## TASK BRIEF
Tell how many lines below include the word "JSON". Only the number should appear.

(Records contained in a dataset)
• • • • • • •

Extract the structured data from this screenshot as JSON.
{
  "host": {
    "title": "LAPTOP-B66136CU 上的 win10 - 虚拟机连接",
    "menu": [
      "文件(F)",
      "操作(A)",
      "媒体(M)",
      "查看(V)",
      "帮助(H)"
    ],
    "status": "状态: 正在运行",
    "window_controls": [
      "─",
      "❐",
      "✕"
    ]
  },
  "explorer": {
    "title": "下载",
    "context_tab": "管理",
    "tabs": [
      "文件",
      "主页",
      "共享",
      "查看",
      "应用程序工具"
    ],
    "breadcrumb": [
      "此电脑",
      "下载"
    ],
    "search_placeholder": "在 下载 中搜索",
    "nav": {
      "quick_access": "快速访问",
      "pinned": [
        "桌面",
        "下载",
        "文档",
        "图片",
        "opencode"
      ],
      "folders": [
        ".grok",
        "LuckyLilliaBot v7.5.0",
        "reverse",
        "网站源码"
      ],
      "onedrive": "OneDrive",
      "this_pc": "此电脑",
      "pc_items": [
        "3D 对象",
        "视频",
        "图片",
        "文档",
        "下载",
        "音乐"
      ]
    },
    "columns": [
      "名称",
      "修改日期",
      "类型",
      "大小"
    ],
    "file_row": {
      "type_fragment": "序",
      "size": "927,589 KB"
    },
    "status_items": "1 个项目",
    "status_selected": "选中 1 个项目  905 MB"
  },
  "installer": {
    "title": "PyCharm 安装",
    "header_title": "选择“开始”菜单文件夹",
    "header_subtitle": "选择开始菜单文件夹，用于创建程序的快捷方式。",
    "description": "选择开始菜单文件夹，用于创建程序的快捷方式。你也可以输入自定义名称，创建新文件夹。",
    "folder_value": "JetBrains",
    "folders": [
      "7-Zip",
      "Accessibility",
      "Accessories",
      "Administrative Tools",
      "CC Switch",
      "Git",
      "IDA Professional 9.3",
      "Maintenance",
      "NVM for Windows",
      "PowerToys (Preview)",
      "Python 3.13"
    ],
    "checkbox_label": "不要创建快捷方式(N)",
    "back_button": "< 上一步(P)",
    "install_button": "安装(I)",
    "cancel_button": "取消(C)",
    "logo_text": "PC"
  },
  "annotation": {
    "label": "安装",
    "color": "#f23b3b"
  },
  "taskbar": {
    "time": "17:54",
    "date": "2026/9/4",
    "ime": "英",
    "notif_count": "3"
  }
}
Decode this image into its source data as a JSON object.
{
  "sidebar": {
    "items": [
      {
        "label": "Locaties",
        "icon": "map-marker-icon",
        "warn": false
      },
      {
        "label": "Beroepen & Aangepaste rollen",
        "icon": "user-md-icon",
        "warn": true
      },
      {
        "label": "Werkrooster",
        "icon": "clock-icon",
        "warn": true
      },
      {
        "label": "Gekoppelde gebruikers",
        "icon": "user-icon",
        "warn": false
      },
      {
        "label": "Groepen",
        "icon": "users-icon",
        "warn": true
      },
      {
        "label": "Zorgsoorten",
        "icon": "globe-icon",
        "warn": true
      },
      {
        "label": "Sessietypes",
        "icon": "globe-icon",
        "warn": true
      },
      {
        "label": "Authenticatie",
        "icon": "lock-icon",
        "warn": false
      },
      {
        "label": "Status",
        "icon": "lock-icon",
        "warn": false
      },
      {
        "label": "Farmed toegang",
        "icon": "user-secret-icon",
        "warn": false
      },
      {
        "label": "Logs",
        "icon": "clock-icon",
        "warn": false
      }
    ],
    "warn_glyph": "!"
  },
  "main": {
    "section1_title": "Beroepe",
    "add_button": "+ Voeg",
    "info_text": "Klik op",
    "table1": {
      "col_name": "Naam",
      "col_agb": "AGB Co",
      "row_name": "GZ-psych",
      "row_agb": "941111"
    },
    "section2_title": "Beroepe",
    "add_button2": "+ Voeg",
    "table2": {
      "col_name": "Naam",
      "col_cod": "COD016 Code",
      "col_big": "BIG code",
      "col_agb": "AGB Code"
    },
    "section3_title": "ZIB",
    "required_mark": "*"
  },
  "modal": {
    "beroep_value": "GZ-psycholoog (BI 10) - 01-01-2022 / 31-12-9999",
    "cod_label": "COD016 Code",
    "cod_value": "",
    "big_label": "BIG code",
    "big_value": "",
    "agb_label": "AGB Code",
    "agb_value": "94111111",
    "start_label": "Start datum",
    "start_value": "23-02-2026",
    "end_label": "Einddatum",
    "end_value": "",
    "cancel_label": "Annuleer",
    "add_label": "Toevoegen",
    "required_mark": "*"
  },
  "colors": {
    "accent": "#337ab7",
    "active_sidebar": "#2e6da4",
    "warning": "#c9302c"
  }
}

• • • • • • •

## TASK RESULT
2